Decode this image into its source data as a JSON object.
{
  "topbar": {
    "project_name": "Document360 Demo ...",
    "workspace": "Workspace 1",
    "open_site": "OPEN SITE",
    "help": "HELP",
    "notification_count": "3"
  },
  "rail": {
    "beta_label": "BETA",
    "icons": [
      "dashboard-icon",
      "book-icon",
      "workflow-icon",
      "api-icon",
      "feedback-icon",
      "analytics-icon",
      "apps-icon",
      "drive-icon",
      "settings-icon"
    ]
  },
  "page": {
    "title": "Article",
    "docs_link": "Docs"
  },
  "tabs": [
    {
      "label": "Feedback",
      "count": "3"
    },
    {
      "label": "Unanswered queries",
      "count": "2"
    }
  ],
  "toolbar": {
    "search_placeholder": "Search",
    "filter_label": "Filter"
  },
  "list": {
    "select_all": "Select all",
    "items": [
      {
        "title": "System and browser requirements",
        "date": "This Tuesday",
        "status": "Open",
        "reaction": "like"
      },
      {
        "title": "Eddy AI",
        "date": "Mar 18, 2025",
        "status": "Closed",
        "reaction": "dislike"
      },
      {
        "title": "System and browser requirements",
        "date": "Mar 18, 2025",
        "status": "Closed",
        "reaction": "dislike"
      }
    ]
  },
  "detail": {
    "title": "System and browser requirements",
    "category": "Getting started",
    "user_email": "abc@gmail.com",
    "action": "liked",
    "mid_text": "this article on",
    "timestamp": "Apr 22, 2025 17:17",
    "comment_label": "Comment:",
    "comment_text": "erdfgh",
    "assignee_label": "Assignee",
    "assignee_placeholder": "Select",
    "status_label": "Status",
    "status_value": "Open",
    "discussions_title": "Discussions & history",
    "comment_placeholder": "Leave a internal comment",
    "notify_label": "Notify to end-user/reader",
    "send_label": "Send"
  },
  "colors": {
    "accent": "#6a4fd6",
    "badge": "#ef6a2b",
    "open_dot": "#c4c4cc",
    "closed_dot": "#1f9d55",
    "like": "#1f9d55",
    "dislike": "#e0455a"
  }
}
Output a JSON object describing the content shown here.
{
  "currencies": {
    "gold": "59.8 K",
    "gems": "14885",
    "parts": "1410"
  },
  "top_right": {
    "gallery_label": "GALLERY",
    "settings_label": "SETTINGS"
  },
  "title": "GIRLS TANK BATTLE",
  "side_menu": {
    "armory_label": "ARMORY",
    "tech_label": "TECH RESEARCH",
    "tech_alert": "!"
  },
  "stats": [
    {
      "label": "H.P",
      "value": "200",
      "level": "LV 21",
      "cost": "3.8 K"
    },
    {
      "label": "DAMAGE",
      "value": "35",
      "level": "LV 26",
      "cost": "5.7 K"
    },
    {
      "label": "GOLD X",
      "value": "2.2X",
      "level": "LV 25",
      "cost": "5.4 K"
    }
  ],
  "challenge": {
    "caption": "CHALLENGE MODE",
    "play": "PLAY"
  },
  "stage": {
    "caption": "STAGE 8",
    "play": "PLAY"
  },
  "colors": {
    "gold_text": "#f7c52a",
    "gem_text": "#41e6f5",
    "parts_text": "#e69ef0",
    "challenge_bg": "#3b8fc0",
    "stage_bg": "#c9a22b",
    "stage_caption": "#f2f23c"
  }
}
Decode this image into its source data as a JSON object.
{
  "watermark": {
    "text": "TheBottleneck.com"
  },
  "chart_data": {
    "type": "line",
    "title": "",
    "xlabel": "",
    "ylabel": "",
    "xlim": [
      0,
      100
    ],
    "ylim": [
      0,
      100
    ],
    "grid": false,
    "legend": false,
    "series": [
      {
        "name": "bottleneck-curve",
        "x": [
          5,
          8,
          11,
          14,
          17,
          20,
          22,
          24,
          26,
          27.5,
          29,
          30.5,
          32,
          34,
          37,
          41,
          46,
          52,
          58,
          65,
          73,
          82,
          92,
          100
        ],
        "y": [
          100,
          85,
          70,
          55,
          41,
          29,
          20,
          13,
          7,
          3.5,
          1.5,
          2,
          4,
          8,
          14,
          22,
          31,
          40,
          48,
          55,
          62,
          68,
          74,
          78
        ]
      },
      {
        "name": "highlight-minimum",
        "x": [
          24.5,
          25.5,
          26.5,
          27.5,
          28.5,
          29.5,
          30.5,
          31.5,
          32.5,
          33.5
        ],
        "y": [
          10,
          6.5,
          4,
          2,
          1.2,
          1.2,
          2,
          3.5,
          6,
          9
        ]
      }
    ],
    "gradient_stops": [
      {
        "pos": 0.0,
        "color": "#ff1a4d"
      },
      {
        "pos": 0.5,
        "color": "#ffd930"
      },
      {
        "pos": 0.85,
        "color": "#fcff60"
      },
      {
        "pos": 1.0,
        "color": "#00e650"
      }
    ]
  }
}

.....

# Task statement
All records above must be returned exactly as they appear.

# Finished task
Decode this image into its source data as a JSON object.
{
  "topbar": {
    "project_name": "Document360 Demo ...",
    "workspace": "Workspace 1",
    "open_site": "OPEN SITE",
    "help": "HELP",
    "notification_count": "3"
  },
  "rail": {
    "beta_label": "BETA",
    "icons": [
      "dashboard-icon",
      "book-icon",
      "workflow-icon",
      "api-icon",
      "feedback-icon",
      "analytics-icon",
      "apps-icon",
      "drive-icon",
      "settings-icon"
    ]
  },
  "page": {
    "title": "Article",
    "docs_link": "Docs"
  },
  "tabs": [
    {
      "label": "Feedback",
      "count": "3"
    },
    {
      "label": "Unanswered queries",
      "count": "2"
    }
  ],
  "toolbar": {
    "search_placeholder": "Search",
    "filter_label": "Filter"
  },
  "list": {
    "select_all": "Select all",
    "items": [
      {
        "title": "System and browser requirements",
        "date": "This Tuesday",
        "status": "Open",
        "reaction": "like"
      },
      {
        "title": "Eddy AI",
        "date": "Mar 18, 2025",
        "status": "Closed",
        "reaction": "dislike"
      },
      {
        "title": "System and browser requirements",
        "date": "Mar 18, 2025",
        "status": "Closed",
        "reaction": "dislike"
      }
    ]
  },
  "detail": {
    "title": "System and browser requirements",
    "category": "Getting started",
    "user_email": "abc@gmail.com",
    "action": "liked",
    "mid_text": "this article on",
    "timestamp": "Apr 22, 2025 17:17",
    "comment_label": "Comment:",
    "comment_text": "erdfgh",
    "assignee_label": "Assignee",
    "assignee_placeholder": "Select",
    "status_label": "Status",
    "status_value": "Open",
    "discussions_title": "Discussions & history",
    "comment_placeholder": "Leave a internal comment",
    "notify_label": "Notify to end-user/reader",
    "send_label": "Send"
  },
  "colors": {
    "accent": "#6a4fd6",
    "badge": "#ef6a2b",
    "open_dot": "#c4c4cc",
    "closed_dot": "#1f9d55",
    "like": "#1f9d55",
    "dislike": "#e0455a"
  }
}
Output a JSON object describing the content shown here.
{
  "currencies": {
    "gold": "59.8 K",
    "gems": "14885",
    "parts": "1410"
  },
  "top_right": {
    "gallery_label": "GALLERY",
    "settings_label": "SETTINGS"
  },
  "title": "GIRLS TANK BATTLE",
  "side_menu": {
    "armory_label": "ARMORY",
    "tech_label": "TECH RESEARCH",
    "tech_alert": "!"
  },
  "stats": [
    {
      "label": "H.P",
      "value": "200",
      "level": "LV 21",
      "cost": "3.8 K"
    },
    {
      "label": "DAMAGE",
      "value": "35",
      "level": "LV 26",
      "cost": "5.7 K"
    },
    {
      "label": "GOLD X",
      "value": "2.2X",
      "level": "LV 25",
      "cost": "5.4 K"
    }
  ],
  "challenge": {
    "caption": "CHALLENGE MODE",
    "play": "PLAY"
  },
  "stage": {
    "caption": "STAGE 8",
    "play": "PLAY"
  },
  "colors": {
    "gold_text": "#f7c52a",
    "gem_text": "#41e6f5",
    "parts_text": "#e69ef0",
    "challenge_bg": "#3b8fc0",
    "stage_bg": "#c9a22b",
    "stage_caption": "#f2f23c"
  }
}
Decode this image into its source data as a JSON object.
{
  "watermark": {
    "text": "TheBottleneck.com"
  },
  "chart_data": {
    "type": "line",
    "title": "",
    "xlabel": "",
    "ylabel": "",
    "xlim": [
      0,
      100
    ],
    "ylim": [
      0,
      100
    ],
    "grid": false,
    "legend": false,
    "series": [
      {
        "name": "bottleneck-curve",
        "x": [
          5,
          8,
          11,
          14,
          17,
          20,
          22,
          24,
          26,
          27.5,
          29,
          30.5,
          32,
          34,
          37,
          41,
          46,
          52,
          58,
          65,
          73,
          82,
          92,
          100
        ],
        "y": [
          100,
          85,
          70,
          55,
          41,
          29,
          20,
          13,
          7,
          3.5,
          1.5,
          2,
          4,
          8,
          14,
          22,
          31,
          40,
          48,
          55,
          62,
          68,
          74,
          78
        ]
      },
      {
        "name": "highlight-minimum",
        "x": [
          24.5,
          25.5,
          26.5,
          27.5,
          28.5,
          29.5,
          30.5,
          31.5,
          32.5,
          33.5
        ],
        "y": [
          10,
          6.5,
          4,
          2,
          1.2,
          1.2,
          2,
          3.5,
          6,
          9
        ]
      }
    ],
    "gradient_stops": [
      {
        "pos": 0.0,
        "color": "#ff1a4d"
      },
      {
        "pos": 0.5,
        "color": "#ffd930"
      },
      {
        "pos": 0.85,
        "color": "#fcff60"
      },
      {
        "pos": 1.0,
        "color": "#00e650"
      }
    ]
  }
}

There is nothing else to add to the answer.